> _ABOUT THIS EXERCISE_
Write out the lines starting at the one that holds "Extract the structured" and ending with the final line of the data, exactly and with no others.

> _DATA FOR THIS TASK_
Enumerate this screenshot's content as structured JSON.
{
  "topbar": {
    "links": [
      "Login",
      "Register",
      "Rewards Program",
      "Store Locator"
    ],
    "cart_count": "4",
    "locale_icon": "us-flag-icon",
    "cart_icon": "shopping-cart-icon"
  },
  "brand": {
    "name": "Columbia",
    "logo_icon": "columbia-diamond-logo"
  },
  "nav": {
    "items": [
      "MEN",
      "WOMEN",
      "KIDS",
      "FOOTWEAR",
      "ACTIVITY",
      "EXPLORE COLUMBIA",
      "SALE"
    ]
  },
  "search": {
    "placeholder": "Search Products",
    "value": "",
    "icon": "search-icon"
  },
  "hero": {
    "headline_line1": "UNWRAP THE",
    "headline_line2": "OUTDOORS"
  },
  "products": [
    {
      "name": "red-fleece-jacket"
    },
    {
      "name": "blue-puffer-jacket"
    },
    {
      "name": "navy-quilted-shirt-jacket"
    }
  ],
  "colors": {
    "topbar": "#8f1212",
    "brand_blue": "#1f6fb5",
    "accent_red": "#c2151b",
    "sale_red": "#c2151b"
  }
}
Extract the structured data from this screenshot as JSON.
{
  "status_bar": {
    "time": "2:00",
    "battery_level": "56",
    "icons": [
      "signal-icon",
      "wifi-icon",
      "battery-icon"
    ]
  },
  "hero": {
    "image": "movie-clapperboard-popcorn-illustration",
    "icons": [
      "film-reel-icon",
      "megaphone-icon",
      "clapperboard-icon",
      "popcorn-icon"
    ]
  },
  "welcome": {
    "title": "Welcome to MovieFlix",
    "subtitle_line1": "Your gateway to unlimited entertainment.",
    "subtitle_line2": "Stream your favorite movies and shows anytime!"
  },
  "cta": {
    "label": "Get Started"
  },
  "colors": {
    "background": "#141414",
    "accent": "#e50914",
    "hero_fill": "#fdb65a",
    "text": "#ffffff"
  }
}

> _EXERCISE OUTPUT_
Extract the structured data from this screenshot as JSON.
{
  "status_bar": {
    "time": "2:00",
    "battery_level": "56",
    "icons": [
      "signal-icon",
      "wifi-icon",
      "battery-icon"
    ]
  },
  "hero": {
    "image": "movie-clapperboard-popcorn-illustration",
    "icons": [
      "film-reel-icon",
      "megaphone-icon",
      "clapperboard-icon",
      "popcorn-icon"
    ]
  },
  "welcome": {
    "title": "Welcome to MovieFlix",
    "subtitle_line1": "Your gateway to unlimited entertainment.",
    "subtitle_line2": "Stream your favorite movies and shows anytime!"
  },
  "cta": {
    "label": "Get Started"
  },
  "colors": {
    "background": "#141414",
    "accent": "#e50914",
    "hero_fill": "#fdb65a",
    "text": "#ffffff"
  }
}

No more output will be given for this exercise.